On the defensive side, the Packers seemed to keep the Falcons guessing at all times. Sometimes they would rush only 3 or 4, dropping everybody else in coverage, and at other times (increasingly as the game went on), they would bring extra pressure on Ryan. He was very active in changing plays at the line of scrimmage, but he could not out-think Dom Capers, and was picked off twice, and pressured into bad throws many times.
All in all, it was a great example of the Packers' coaching staff adjusting their game plans on the fly, adapting to the changing circumstances on the field. It was, in some ways, the Packers' best game of the year. My biggest concern at this point is that everybody is getting a little too confident about the Packers. My buddy Dick Karth said that this was one of the most impressive games he has seen. Noted Packer blogger Jersey Al, on the Cheesehead Radio broadcast this week, said he is as "giddy as a schoolgirl" about the Packers. That is fine, I feel pretty good about the Packers myself. I just hope that the players are not reading all of their own press clippings, especially going into potential "trap games" like they have both this week against the 0-4 Rams, and next week against the 1-4 Vikings.
As one would expect, the danger is not lost on the coaching staff, which has gone out of its way to remind the Packers of their loss to the 0-7 Buccaneers two years ago. I don't expect the players or the coaches to let that happen again. The Packers are too good to lose to the Rams at home, and I would be nothing short of shocked if they do. The Vikings game next week is a little different, because it is a rivalry game, and it is on the road. Still, I really expect the Packers to be 7-0 next Sunday night, heading into a well-deserved bye week.

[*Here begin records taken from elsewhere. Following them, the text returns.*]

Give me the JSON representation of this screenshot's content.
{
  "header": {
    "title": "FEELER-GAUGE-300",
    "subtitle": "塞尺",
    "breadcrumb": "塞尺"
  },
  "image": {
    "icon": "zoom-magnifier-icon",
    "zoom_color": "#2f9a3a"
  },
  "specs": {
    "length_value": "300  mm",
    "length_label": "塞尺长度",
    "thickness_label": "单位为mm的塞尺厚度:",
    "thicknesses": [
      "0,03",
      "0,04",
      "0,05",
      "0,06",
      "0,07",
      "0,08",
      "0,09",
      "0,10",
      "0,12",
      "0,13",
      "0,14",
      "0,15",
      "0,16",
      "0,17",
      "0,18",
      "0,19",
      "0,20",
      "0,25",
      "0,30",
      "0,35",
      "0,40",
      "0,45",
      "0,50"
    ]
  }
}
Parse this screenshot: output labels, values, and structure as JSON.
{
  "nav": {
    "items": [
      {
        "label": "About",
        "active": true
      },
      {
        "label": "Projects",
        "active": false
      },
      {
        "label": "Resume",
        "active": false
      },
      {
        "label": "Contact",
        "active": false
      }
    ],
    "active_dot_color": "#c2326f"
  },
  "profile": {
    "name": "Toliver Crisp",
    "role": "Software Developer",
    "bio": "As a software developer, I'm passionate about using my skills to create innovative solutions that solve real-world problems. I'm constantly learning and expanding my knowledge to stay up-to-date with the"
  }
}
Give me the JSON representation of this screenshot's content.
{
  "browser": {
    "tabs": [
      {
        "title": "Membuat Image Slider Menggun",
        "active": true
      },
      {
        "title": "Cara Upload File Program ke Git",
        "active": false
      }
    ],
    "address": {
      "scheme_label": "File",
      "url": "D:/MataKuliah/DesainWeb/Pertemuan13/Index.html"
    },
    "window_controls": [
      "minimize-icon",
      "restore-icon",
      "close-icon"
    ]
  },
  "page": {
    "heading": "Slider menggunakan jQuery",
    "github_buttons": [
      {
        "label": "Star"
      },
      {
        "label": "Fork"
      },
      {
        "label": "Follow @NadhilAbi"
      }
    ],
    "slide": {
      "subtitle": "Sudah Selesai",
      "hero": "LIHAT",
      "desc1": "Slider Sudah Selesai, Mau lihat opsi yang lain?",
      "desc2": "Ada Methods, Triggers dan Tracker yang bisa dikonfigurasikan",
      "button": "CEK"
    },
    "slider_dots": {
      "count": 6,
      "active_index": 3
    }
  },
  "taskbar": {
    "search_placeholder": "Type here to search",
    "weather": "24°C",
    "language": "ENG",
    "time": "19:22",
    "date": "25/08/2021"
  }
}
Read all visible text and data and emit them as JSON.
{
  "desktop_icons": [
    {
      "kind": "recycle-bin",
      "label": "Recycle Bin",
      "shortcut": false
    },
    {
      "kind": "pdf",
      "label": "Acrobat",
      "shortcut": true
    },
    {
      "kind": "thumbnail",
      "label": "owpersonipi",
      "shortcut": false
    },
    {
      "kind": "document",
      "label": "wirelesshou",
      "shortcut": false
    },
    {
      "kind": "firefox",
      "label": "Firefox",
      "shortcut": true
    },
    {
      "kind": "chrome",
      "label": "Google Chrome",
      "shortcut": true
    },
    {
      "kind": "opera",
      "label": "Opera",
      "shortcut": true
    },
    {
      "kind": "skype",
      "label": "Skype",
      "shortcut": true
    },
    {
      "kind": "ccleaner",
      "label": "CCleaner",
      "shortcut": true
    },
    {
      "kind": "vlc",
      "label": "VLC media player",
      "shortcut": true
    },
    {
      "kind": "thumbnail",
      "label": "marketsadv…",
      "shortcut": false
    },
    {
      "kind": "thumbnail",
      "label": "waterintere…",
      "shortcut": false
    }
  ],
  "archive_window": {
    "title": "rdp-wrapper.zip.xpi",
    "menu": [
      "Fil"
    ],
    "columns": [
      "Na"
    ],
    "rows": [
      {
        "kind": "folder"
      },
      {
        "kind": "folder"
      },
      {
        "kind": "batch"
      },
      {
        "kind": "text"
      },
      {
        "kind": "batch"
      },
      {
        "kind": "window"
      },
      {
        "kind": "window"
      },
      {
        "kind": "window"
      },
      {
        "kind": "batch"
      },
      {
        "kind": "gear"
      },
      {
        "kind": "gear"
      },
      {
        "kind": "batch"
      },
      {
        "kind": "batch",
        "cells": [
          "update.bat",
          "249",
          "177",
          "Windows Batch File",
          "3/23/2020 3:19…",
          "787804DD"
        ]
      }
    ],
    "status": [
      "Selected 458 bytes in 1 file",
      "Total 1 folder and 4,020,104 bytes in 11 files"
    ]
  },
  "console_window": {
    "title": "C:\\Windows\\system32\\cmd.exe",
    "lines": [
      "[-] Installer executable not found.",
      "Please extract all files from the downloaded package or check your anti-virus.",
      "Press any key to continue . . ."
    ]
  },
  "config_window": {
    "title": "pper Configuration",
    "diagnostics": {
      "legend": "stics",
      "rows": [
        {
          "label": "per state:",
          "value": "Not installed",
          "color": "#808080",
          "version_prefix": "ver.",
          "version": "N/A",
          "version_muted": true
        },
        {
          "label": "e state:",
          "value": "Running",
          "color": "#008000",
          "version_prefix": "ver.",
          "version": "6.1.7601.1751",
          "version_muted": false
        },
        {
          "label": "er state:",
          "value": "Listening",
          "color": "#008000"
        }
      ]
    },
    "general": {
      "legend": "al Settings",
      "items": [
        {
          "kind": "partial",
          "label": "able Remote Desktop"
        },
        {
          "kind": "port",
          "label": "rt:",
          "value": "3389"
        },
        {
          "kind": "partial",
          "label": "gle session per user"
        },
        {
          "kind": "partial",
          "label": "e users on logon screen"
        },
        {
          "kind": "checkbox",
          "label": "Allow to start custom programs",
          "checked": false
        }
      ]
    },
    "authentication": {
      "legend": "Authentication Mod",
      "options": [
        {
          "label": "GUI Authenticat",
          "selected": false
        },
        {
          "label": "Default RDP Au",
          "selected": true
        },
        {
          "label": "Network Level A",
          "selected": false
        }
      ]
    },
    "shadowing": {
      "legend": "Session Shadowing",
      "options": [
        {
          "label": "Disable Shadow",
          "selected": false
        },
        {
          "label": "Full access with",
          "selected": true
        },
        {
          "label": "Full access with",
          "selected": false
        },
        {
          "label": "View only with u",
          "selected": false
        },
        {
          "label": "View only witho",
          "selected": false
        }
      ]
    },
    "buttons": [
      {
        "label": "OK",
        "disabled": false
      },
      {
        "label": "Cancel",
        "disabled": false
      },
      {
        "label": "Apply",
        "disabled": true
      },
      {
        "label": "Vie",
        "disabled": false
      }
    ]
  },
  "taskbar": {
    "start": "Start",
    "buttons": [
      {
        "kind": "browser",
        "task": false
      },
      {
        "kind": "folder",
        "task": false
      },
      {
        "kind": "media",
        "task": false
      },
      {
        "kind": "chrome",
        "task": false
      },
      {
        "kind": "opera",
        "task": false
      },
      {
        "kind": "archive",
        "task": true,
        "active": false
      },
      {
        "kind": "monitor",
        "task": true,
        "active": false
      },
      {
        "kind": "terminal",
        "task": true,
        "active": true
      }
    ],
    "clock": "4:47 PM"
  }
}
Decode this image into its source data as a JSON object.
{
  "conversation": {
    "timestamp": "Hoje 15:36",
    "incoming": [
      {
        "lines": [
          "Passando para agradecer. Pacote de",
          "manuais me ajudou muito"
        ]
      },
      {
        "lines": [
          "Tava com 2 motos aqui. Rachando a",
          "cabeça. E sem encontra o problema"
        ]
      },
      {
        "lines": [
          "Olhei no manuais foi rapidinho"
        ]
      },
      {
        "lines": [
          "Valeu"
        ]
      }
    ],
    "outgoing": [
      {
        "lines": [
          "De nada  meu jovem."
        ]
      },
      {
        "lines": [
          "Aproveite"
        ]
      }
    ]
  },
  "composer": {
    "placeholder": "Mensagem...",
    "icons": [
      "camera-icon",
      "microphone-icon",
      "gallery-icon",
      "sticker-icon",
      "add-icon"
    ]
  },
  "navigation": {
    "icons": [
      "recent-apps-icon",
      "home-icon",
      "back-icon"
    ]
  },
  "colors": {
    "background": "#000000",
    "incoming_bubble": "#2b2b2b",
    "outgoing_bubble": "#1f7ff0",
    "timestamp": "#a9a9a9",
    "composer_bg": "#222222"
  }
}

Some interesting notes on the Rams game: Rams Head Coach Steve Spagnuolo was the Defensive Coordinator for the Giants at the time of that painful NFC Championship game after the 2007 season (also known as Favre's last game for the Packers). So he is a pretty good coach, but I don't think that he has the horses at the moment. Former Packers Al Harris, Brady Poppinga, and Josh Gordy all play for the Rams. It appears Al Harris may start against the Packers, and I would expect a very warm welcome from the crowd. He was a great player for the Packers during his prime, and he left only because of a combination of injury and advancing age. I don't think I will ever forget his "Thank You Note" to the fans when he was released.